There are 24 hours in a day. 8 of those should be reserved for sleeping. For students, 8 more hours are usually taken up by school, including travelling time. This leaves 8 hours in which students must eat, shower, relax, socialise, exercise, complete their homework and study. Doesn’t sound like a lot of time, does it? A lot of students I speak to feel overwhelmed by the large amount of tasks they have to complete in this time. If they are studying for a test or exam, working on a difficult assignment or simply trying to stay ahead, students can often feel as if time is ticking away too quickly. In worst case scenarios, students sacrifice sleep and leisure time to keep up with their responsibilities. Does this sound like a familiar story? If so, then my 4 tips on how to make the most of your time are sure to get you back on track!
1. Do Small Tasks Everyday
Imagine if, every month, you had to brush your teeth for an entire hour without stopping. Or, imagine if, once a year, you had to take your dog for a 112 kilometre walk. Sounds tough, doesn’t it? It’s much easier to break these tasks down: brush your teeth for 2 minutes every day and take your dog for 2 kilometre walk every week. Often, students forget that they can treat their studies in exactly the same way. Students feel pressured for time when they try to complete a large task, such as writing an essay, all at once. The trick is to break this task down into a number of smaller tasks and, most importantly, do at least one of these tasks every day.
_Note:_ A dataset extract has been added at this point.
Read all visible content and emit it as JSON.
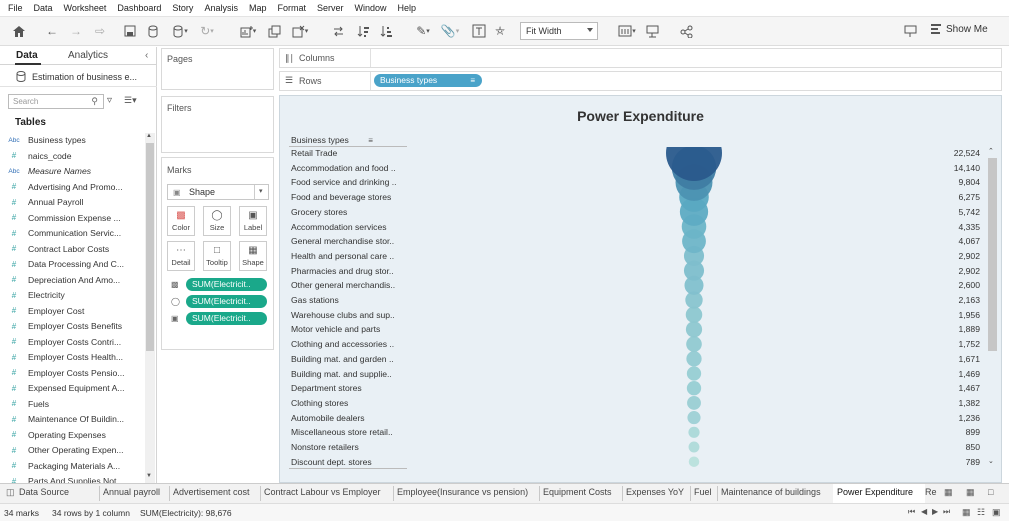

Instead of waiting until you have 3 hours free to sit down, plan and write a full essay, take half an hour each day to do a little bit of the job. You will find that the seemingly immense task suddenly becomes much more easy to handle.
2. Have A To Do List
When I am feeling under pressure, I find that it is always a good idea to write a list of things I have to do. Writing a to do list can be intimidating, especially if it is a long list, but it is not meant to overwhelm you. You should use it as a chance to prioritise your tasks, figure out how each task can be broken down into smaller jobs, and how much time you need to spend on each job. The more you can actively take control and plan what it is you need to do, the more chance you have of working efficiently and effectively under a time limit. As the saying goes “measure twice, cut once.”
3. Work In Efficient Blocks
Have you noticed that, after an hour or more of hard study, your brain starts to become a bit useless? This is because the brain, like any other part of your body, gets tired after being used for an extended period of time. Students who continue studying for hours on end, long past the point where their minds are losing focus, are not making the most of their time. While an hour’s worth of work at night is good, an hour’s worth of work at 2 in the morning, when your mind is wandering and you are working inefficiently, is not nearly as valuable as a good night’s sleep. In order to study and work as efficiently as possible, you need to make sure you work in efficient blocks. Study for an hour and then take a break before returning to study. The extra time spent resting and recovering will definitely pay off.
4. Make The Most Of Wasted Time
Spare time can be found in the most unexpected places. Think about your day. Are there any periods of time that you could be using more efficiently? Could you look over your spelling words while you brush your teeth each day? Could you read a chapter of your English book on the way to school? Could you mute the television and do a maths problem during each commercial break? These moments of time, while small, can add up. I’m not suggesting that you need to study every moment of every day; good relaxation time is not wasted time. But if you took all the minutes that you spend staring blankly out the window, playing on your phone and watching ads for vacuum cleaners on TV, you might just find that you get a LOT done.
How do you make the most of your time? Let me know in the comments!